Android apps are now being reviewed by humans before going live in the Play Store, a reversal of a previously laissez-faire approach that contrasted sharply with Apple.
Google says on its Android Developers Blog it’s already begun performing the internal app reviews before Monday’s announcement. By doing so the company is trying to convince developers that since no one noticed any delay, they shouldn't be concerned going forward.
The blog post promises app reviews will be processed “within a matter of hours after submission, rather than days or weeks.” You can catch a subtle dig at Apple’s App Store, which is notorious for lengthy delays when reviewing apps.
The story behind the story: When Android was first gaining traction as a viable competitor to the iPhone, one of its hallmark features was its openness—developers could publish apps immediately and with wide autonomy. However, that led to a lot of copyright issues and a litany of age-inappropriate selections.
Given that Google just paid out $7 billion to developers and is looking for a more family-friendly approach with YouTube for Kids, it needs tighter reign on its app storefront.
New ratings and developer rules
Developers are instructed in an email from Google Play to fill out a questionnaire for each of their apps to assist in assigning a rating. They’ll only need to repeat this process if an app update changes the content. Any apps that don’t get a rating could soon disappear from the Play Store in certain countries or territories.
The ratings are the same ones used by the International Age Ratings Coalition, which works with regional ratings boards like the ESRB and PEGI to deliver region-appropriate ratings.
The developer console also now has some tweaks designed to give developers a better idea as to why an app may have been rejected or removed from the Play Store. Google promises developers can now “easily fix” any issues rapidly with the more detailed instructions.

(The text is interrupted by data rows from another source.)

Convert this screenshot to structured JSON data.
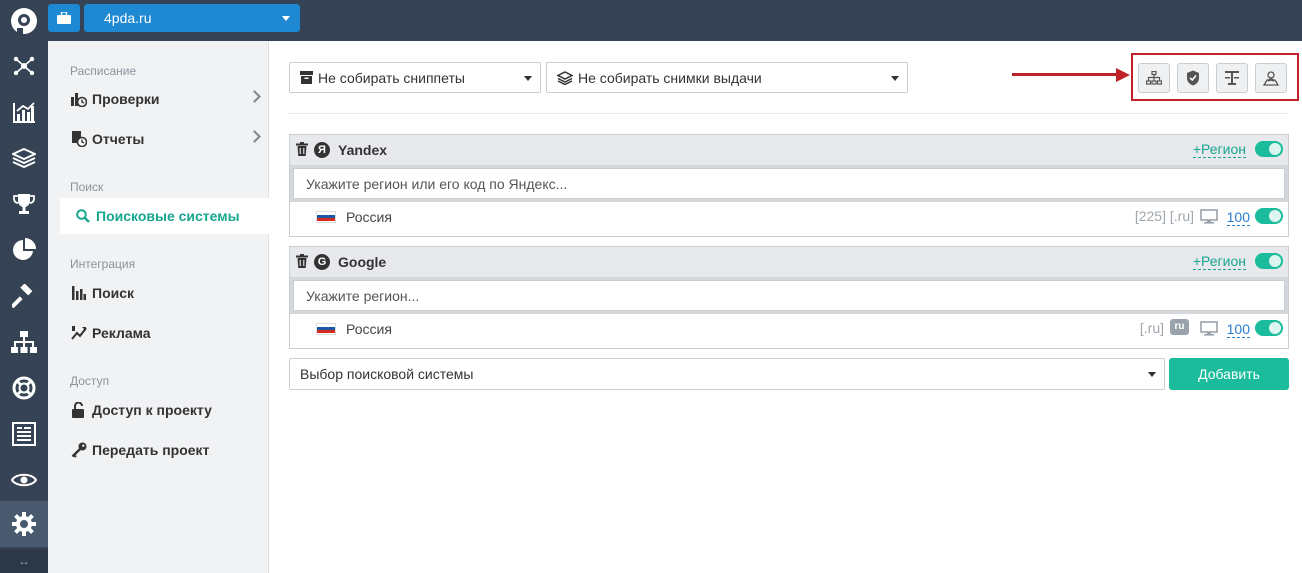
{
  "topbar": {
    "project_name": "4pda.ru"
  },
  "rail": {
    "items": [
      "nodes-icon",
      "chart-icon",
      "layers-icon",
      "trophy-icon",
      "pie-icon",
      "hammer-icon",
      "sitemap-icon",
      "lifebuoy-icon",
      "report-icon",
      "eye-icon",
      "gear-icon"
    ],
    "bottom_glyph": "↔"
  },
  "subnav": {
    "sections": [
      {
        "heading": "Расписание",
        "items": [
          "Проверки",
          "Отчеты"
        ]
      },
      {
        "heading": "Поиск",
        "items": [
          "Поисковые системы"
        ]
      },
      {
        "heading": "Интеграция",
        "items": [
          "Поиск",
          "Реклама"
        ]
      },
      {
        "heading": "Доступ",
        "items": [
          "Доступ к проекту",
          "Передать проект"
        ]
      }
    ]
  },
  "main": {
    "snippets_select": "Не собирать сниппеты",
    "screenshots_select": "Не собирать снимки выдачи",
    "add_region_label": "+Регион",
    "engines": [
      {
        "name": "Yandex",
        "logo_letter": "Я",
        "region_placeholder": "Укажите регион или его код по Яндекс...",
        "region_name": "Россия",
        "region_code": "[225] [.ru]",
        "limit": "100"
      },
      {
        "name": "Google",
        "logo_letter": "G",
        "region_placeholder": "Укажите регион...",
        "region_name": "Россия",
        "region_code": "[.ru]",
        "lang_badge": "ru",
        "limit": "100"
      }
    ],
    "engine_select": "Выбор поисковой системы",
    "add_button": "Добавить"
  },
  "colors": {
    "topbar": "#354355",
    "accent_blue": "#1e88d3",
    "accent_green": "#1abc9c",
    "highlight_red": "#c0202a"
  }
}
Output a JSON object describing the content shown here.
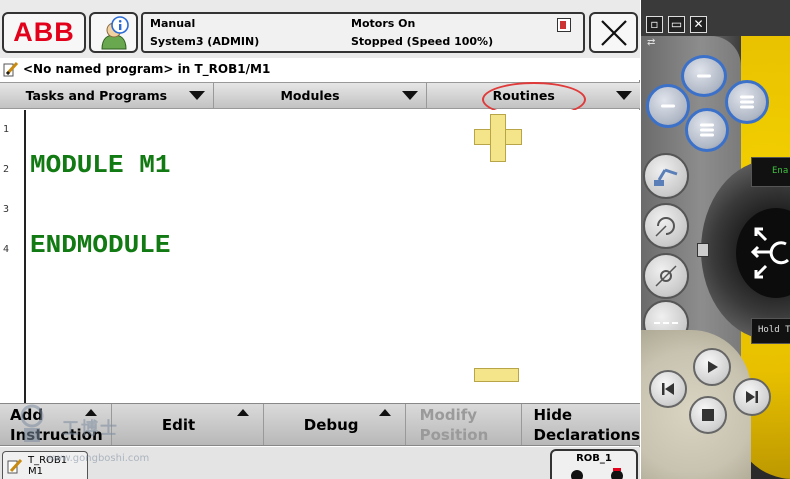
{
  "header": {
    "logo_text": "ABB",
    "mode": "Manual",
    "system": "System3 (ADMIN)",
    "motors": "Motors On",
    "state": "Stopped (Speed 100%)"
  },
  "program": {
    "title": "<No named program> in T_ROB1/M1"
  },
  "menus": [
    {
      "label": "Tasks and Programs"
    },
    {
      "label": "Modules"
    },
    {
      "label": "Routines"
    }
  ],
  "code": {
    "line_numbers": [
      "1",
      "2",
      "3",
      "4"
    ],
    "lines": [
      "",
      "MODULE M1",
      "",
      "ENDMODULE"
    ]
  },
  "bottom_menu": {
    "add_instruction": "Add\nInstruction",
    "edit": "Edit",
    "debug": "Debug",
    "modify_position": "Modify\nPosition",
    "hide_declarations": "Hide\nDeclarations"
  },
  "taskbar": {
    "task_line1": "T_ROB1",
    "task_line2": "M1",
    "rob_label": "ROB_1"
  },
  "watermark": {
    "text": "工博士",
    "url": "www.gongboshi.com"
  },
  "hardware": {
    "enable_label": "Ena",
    "hold_label": "Hold T"
  },
  "colors": {
    "abb_red": "#e2001a",
    "code_green": "#127a12",
    "zoom_yellow": "#f4e48a",
    "highlight_ring": "#e03a3a",
    "key_blue": "#3c71c9",
    "pendant_yellow": "#e8c000"
  },
  "icons": {
    "info": "info-user-icon",
    "close": "close-x-icon",
    "program": "pencil-document-icon",
    "dropdown": "triangle-down-icon",
    "popup": "triangle-up-icon"
  }
}
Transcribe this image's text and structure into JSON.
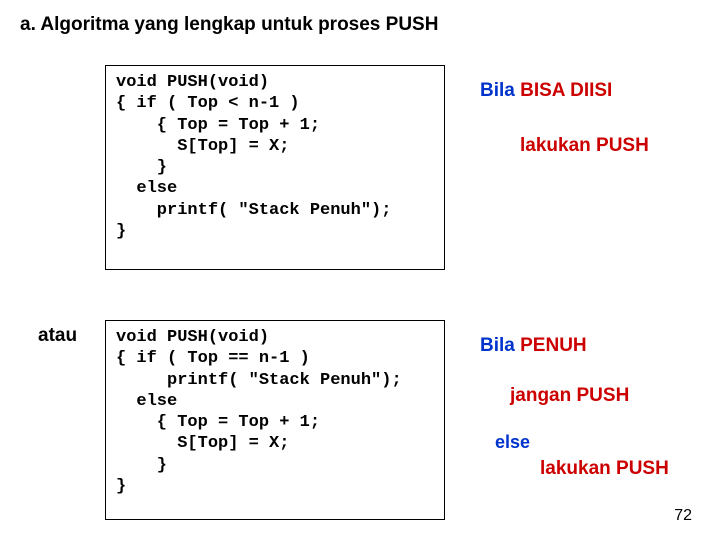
{
  "heading": "a.   Algoritma yang lengkap untuk proses PUSH",
  "code1": "void PUSH(void)\n{ if ( Top < n-1 )\n    { Top = Top + 1;\n      S[Top] = X;\n    }\n  else\n    printf( \"Stack Penuh\");\n}",
  "atau": "atau",
  "code2": "void PUSH(void)\n{ if ( Top == n-1 )\n     printf( \"Stack Penuh\");\n  else\n    { Top = Top + 1;\n      S[Top] = X;\n    }\n}",
  "note1_pre": "Bila ",
  "note1_em": "BISA DIISI",
  "note2": "lakukan PUSH",
  "note3_pre": "Bila ",
  "note3_em": "PENUH",
  "note4": "jangan PUSH",
  "note5": "else",
  "note6": "lakukan PUSH",
  "slide_num": "72"
}
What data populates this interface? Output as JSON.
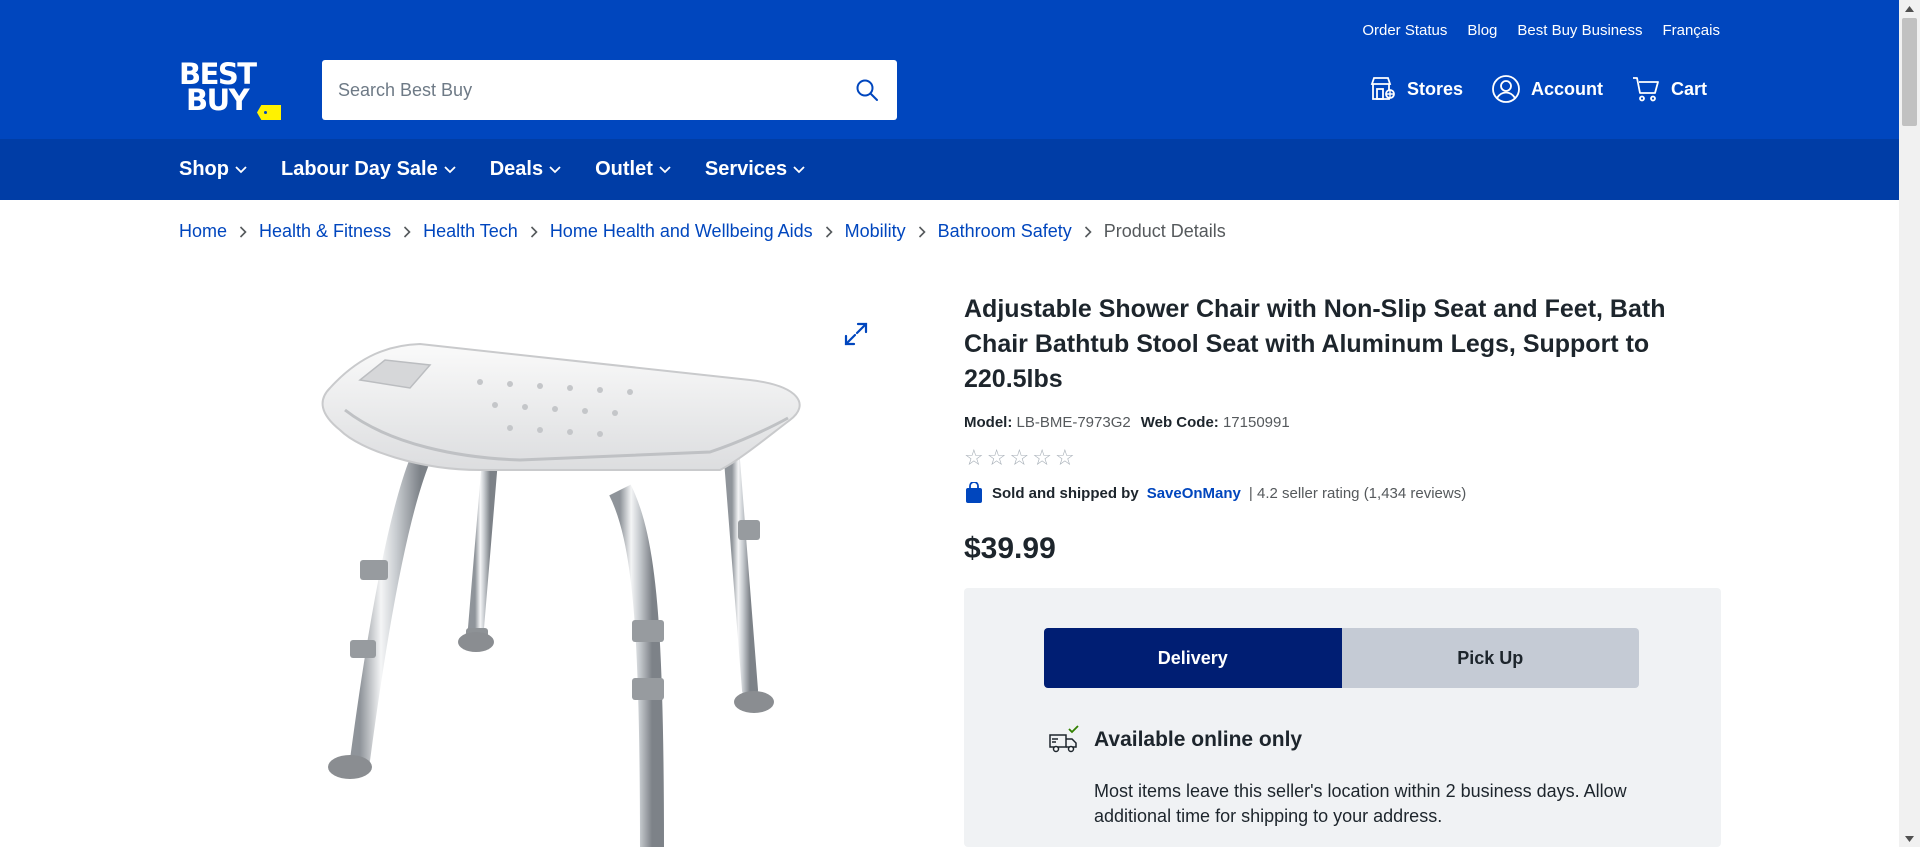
{
  "header": {
    "utility_links": [
      "Order Status",
      "Blog",
      "Best Buy Business",
      "Français"
    ],
    "logo": {
      "line1": "BEST",
      "line2": "BUY",
      "tag_color": "#fff200"
    },
    "search": {
      "placeholder": "Search Best Buy",
      "value": ""
    },
    "actions": {
      "stores": "Stores",
      "account": "Account",
      "cart": "Cart"
    },
    "nav": [
      "Shop",
      "Labour Day Sale",
      "Deals",
      "Outlet",
      "Services"
    ],
    "brand_color": "#0046be",
    "nav_color": "#003da6"
  },
  "breadcrumb": {
    "links": [
      "Home",
      "Health & Fitness",
      "Health Tech",
      "Home Health and Wellbeing Aids",
      "Mobility",
      "Bathroom Safety"
    ],
    "current": "Product Details"
  },
  "product": {
    "title": "Adjustable Shower Chair with Non-Slip Seat and Feet, Bath Chair Bathtub Stool Seat with Aluminum Legs, Support to 220.5lbs",
    "model_label": "Model:",
    "model": "LB-BME-7973G2",
    "webcode_label": "Web Code:",
    "webcode": "17150991",
    "rating_stars_filled": 0,
    "rating_stars_total": 5,
    "sold_by_label": "Sold and shipped by",
    "seller": "SaveOnMany",
    "seller_rating": "| 4.2 seller rating (1,434 reviews)",
    "price": "$39.99",
    "image_icon": "shower-chair-image"
  },
  "fulfillment": {
    "tabs": [
      "Delivery",
      "Pick Up"
    ],
    "selected": "Delivery",
    "availability_title": "Available online only",
    "availability_desc": "Most items leave this seller's location within 2 business days. Allow additional time for shipping to your address.",
    "check_color": "#318000"
  }
}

The new ratings will start showing up in the next few weeks, giving Google and developers time to label the existing catalogue of apps.